Sometimes, GUIs pop up quite unexpectedly. Perhaps you haven’t learned GUI programming yet; or perhaps you’re just pining for non-event-driven days past. But for whatever reason, you may have written a program to interact with a user in an interactive console, only to decide later that interaction in a real GUI would be much nicer. What to do?
Probably the real answer to converting a non-GUI program is to
truly convert it—restructure it to initialize widgets on startup, call
mainloop once to start event
processing and display the main window, and move all program logic
into callback functions triggered by user actions. Your original
program’s actions become event handlers, and your original main flow
of control becomes a program that builds a main window, calls the
GUI’s event loop once, and waits.
This is the traditional way to structure a GUI program, and it
makes for a coherent user experience; windows pop up on request,
instead of showing up at seemingly random times. Until you’re ready to
bite the bullet and perform such a structural conversion, though,
there are other possibilities.
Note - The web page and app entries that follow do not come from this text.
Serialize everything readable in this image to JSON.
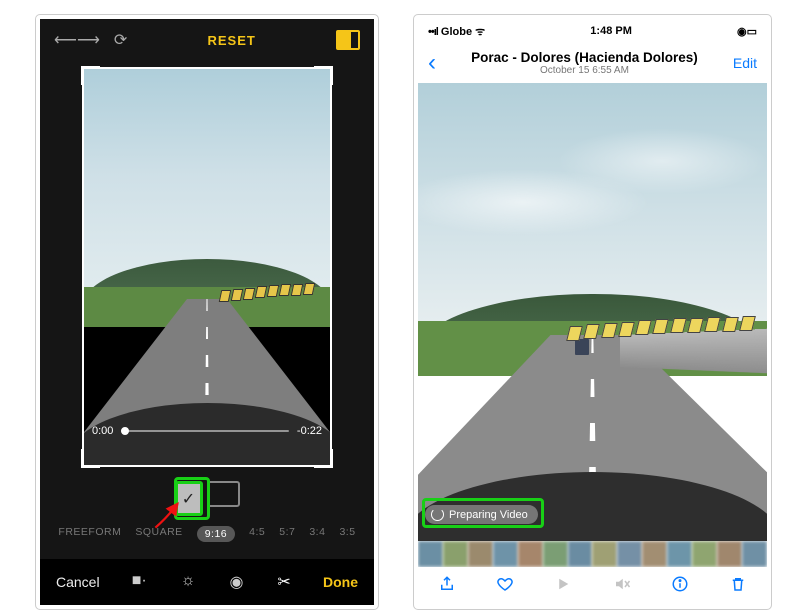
{
  "editor": {
    "reset_label": "RESET",
    "time_current": "0:00",
    "time_remaining": "-0:22",
    "orientation_check": "✓",
    "ratios": {
      "freeform": "FREEFORM",
      "square": "SQUARE",
      "r916": "9:16",
      "r45": "4:5",
      "r57": "5:7",
      "r34": "3:4",
      "r35": "3:5"
    },
    "cancel_label": "Cancel",
    "done_label": "Done"
  },
  "viewer": {
    "status": {
      "carrier": "Globe",
      "time": "1:48 PM"
    },
    "title": "Porac - Dolores (Hacienda Dolores)",
    "subtitle": "October 15  6:55 AM",
    "edit_label": "Edit",
    "preparing_label": "Preparing Video"
  }
}
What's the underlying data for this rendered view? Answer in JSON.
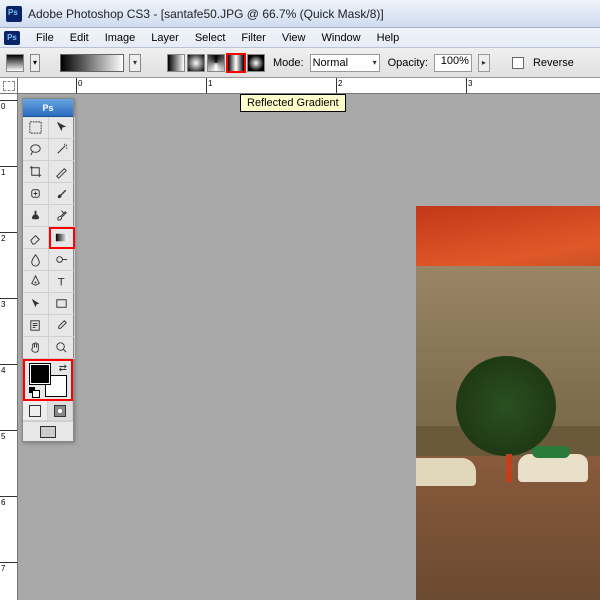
{
  "title": "Adobe Photoshop CS3 - [santafe50.JPG @ 66.7% (Quick Mask/8)]",
  "logo_text": "Ps",
  "menu": {
    "file": "File",
    "edit": "Edit",
    "image": "Image",
    "layer": "Layer",
    "select": "Select",
    "filter": "Filter",
    "view": "View",
    "window": "Window",
    "help": "Help"
  },
  "options": {
    "mode_label": "Mode:",
    "mode_value": "Normal",
    "opacity_label": "Opacity:",
    "opacity_value": "100%",
    "reverse_label": "Reverse"
  },
  "tooltip": "Reflected Gradient",
  "ruler_h": [
    "0",
    "1",
    "2",
    "3"
  ],
  "ruler_v": [
    "0",
    "1",
    "2",
    "3",
    "4",
    "5",
    "6",
    "7"
  ]
}
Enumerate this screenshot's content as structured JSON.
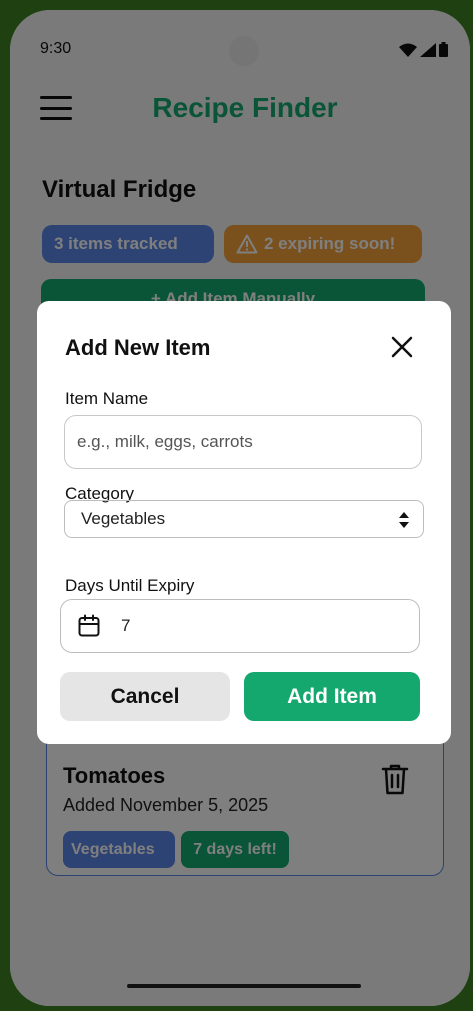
{
  "status_bar": {
    "time": "9:30"
  },
  "header": {
    "title": "Recipe Finder"
  },
  "fridge": {
    "title": "Virtual Fridge",
    "tracked_badge": "3 items tracked",
    "expiring_badge": "2 expiring soon!",
    "add_manual_label": "+ Add Item Manually"
  },
  "item": {
    "name": "Tomatoes",
    "added": "Added November 5, 2025",
    "category": "Vegetables",
    "expiry": "7 days left!"
  },
  "modal": {
    "title": "Add New Item",
    "name_label": "Item Name",
    "name_placeholder": "e.g., milk, eggs, carrots",
    "category_label": "Category",
    "category_value": "Vegetables",
    "expiry_label": "Days Until Expiry",
    "expiry_value": "7",
    "cancel_label": "Cancel",
    "add_label": "Add Item"
  },
  "colors": {
    "accent": "#14a86f",
    "blue": "#5a86e8",
    "orange": "#f5a238"
  }
}
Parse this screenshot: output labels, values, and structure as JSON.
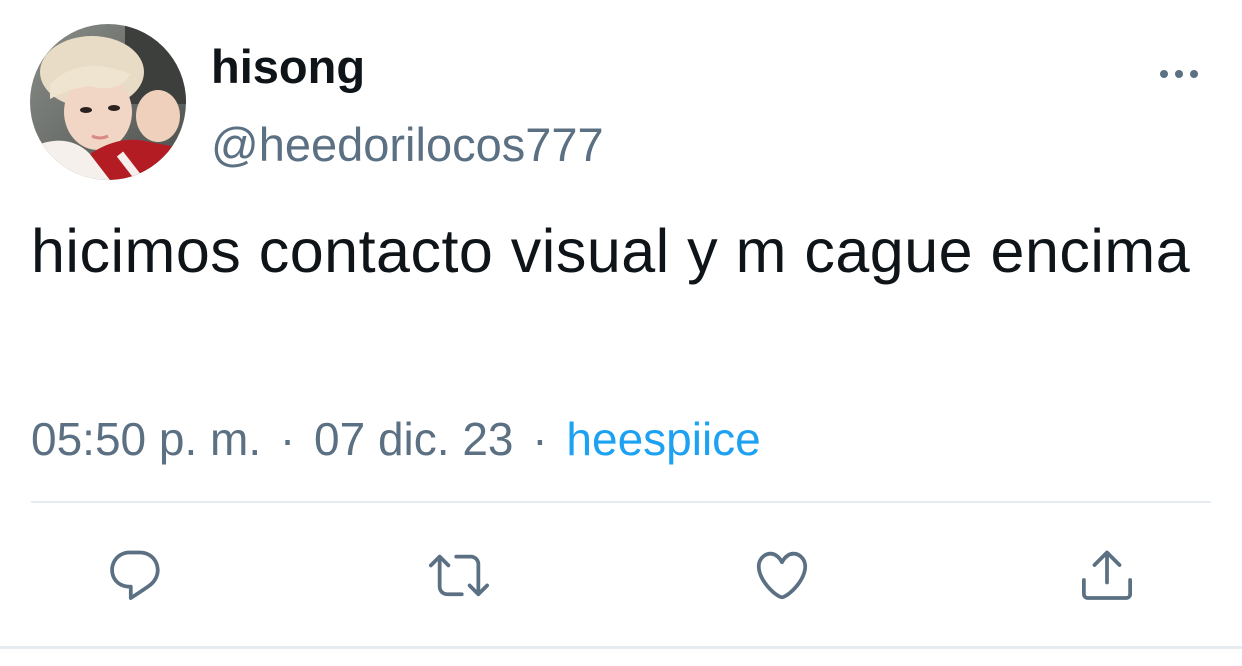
{
  "tweet": {
    "display_name": "hisong",
    "handle": "@heedorilocos777",
    "text": "hicimos contacto visual y m cague encima",
    "time": "05:50 p. m.",
    "separator": "·",
    "date": "07 dic. 23",
    "source": "heespiice"
  },
  "actions": {
    "icons": [
      "reply-icon",
      "retweet-icon",
      "like-icon",
      "share-icon"
    ]
  },
  "colors": {
    "text": "#0f1419",
    "secondary": "#5b7083",
    "link": "#1da1f2",
    "divider": "#e6ecf0"
  }
}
For example, in the
ShellGui section earlier in this chapter, we
saw how to add windows to file packing scripts to collect inputs
(Example 10-5 and
beyond); later, we also saw how to redirect such scripts’ outputs to
GUIs with the
(Example 10-13). This approach works if the non-GUI operation we’re wrapping up in a GUI is a single operation; for ...